According to the President, the decision to replace May 29 with June 12 was premised on the need to posthumously honour the late Chief Moshood Abiola Kashimawo (MKO), the Presidential Candidate and winner of the 1993 Presidential elections on the platform of the Social Democratic Party (SDP), with the highest national honour, the Grand Commander of the Federal Republic (GCFR), while his Vice Presidential candidate, Alhaji Babagana Kingibe, as well as the late Chief Gani Fawehinmi, SAN, who spearheaded the battle for the actualization of June 12 mandate, were also conferred with Grand Commander of the Order of the Niger.
The new date, although arguably tinted with political expediency, drew historical significance from June 12, 1993 when the Presidential electoral victory of Late Chief Moshood Abiola was annulled by the military government in power at the time, to the chagrin of the international community, even though the elections were considered to be the freest, fairest and most peaceful since Nigeria’s independence.
Elsewhere, the activities of bandits and kidnappers in the North West region of Nigeria grew more worrisome as farmers in the region revealed that bandits and kidnappers now taxed them before they were allowed access to their farms.
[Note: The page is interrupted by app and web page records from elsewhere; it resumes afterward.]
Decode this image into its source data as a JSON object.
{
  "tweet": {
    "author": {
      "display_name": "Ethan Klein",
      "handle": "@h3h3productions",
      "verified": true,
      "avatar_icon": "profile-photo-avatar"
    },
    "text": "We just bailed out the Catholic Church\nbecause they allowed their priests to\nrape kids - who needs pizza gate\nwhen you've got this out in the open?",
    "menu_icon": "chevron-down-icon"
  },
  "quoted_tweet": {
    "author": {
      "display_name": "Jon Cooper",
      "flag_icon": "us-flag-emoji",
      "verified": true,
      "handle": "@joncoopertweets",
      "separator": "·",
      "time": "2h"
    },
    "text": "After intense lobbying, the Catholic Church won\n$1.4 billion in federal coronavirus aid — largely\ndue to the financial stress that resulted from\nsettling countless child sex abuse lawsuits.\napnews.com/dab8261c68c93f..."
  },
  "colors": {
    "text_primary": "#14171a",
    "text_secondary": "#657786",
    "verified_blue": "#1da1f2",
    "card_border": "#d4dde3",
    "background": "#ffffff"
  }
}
According to All Farmers Association of Nigeria’s (AFAN) Secretary in Kebbi State, Muhammad Idris, over 350 farmers, mostly rice cultivators, had abandoned their farms due to lack of security. We expect that such substantive and symbolic measures to promote democracy will partly solidify Nigeria’s democratic institutions, which appear threatened.
More so, given the commendable harmony between the Executive and Legislature, we expect that the President’s move to posthumously honour the icons of democracy by appointing a day to celebrate democracy should sober up politicians and renew their desire to preserve and strengthen democratic principles and institutions for the long term benefit of the country